## YOUR GOAL
Which of the lines in the data mention the string "banner"? List them all.

[[ GIVEN DATA open ]]

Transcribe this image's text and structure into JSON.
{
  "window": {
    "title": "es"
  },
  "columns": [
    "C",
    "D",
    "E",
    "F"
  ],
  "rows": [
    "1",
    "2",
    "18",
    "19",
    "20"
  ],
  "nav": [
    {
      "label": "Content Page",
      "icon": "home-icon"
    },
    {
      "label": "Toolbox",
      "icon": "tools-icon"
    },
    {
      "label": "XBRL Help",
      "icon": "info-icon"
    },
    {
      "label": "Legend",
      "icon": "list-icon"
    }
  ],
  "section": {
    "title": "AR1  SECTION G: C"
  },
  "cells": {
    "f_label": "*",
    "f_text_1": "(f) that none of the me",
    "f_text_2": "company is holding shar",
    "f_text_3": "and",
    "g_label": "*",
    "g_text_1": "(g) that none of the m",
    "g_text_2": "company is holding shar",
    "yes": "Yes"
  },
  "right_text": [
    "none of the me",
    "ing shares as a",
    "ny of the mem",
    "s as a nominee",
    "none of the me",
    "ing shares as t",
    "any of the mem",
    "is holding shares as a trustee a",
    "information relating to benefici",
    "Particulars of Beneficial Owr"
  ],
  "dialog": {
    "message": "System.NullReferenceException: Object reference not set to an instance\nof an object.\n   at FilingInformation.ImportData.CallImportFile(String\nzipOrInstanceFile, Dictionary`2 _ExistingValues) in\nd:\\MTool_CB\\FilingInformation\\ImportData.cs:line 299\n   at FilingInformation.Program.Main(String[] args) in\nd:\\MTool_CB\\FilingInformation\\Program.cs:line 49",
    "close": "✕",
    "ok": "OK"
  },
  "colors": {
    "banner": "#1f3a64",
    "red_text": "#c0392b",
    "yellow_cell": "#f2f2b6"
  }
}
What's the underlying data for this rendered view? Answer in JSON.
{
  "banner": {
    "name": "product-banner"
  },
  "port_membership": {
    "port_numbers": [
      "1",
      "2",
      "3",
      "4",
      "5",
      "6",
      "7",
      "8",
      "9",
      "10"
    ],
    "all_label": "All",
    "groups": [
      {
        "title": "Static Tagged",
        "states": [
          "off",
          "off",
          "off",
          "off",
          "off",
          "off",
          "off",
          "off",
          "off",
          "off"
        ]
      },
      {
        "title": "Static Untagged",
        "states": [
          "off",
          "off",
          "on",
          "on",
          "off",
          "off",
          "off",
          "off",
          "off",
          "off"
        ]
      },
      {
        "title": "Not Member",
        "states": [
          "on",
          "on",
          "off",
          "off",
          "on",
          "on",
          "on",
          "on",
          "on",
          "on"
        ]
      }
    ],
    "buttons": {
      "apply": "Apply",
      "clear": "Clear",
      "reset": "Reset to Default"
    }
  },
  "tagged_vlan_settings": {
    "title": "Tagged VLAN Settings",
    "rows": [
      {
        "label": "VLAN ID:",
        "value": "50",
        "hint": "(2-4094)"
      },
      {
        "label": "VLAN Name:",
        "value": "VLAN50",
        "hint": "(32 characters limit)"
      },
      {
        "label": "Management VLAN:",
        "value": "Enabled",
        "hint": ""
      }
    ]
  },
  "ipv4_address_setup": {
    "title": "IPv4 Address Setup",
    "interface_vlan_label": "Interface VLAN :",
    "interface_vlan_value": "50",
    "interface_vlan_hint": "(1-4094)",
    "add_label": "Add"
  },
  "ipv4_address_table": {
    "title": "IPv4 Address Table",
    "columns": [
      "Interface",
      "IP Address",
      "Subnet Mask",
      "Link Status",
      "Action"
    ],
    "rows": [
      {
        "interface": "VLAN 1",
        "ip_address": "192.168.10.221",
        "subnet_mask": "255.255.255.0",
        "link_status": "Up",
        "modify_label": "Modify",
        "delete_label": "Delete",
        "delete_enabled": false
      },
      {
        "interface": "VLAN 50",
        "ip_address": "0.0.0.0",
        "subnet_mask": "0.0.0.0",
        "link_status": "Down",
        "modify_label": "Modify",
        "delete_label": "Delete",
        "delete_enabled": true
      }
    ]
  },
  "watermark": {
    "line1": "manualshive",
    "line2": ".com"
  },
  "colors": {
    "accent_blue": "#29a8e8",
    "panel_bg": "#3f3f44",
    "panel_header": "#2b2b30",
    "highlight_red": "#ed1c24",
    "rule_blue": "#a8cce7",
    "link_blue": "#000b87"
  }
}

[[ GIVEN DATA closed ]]

## SOLUTION BELOW
    "banner": "#1f3a64",
  "banner": {
    "name": "product-banner"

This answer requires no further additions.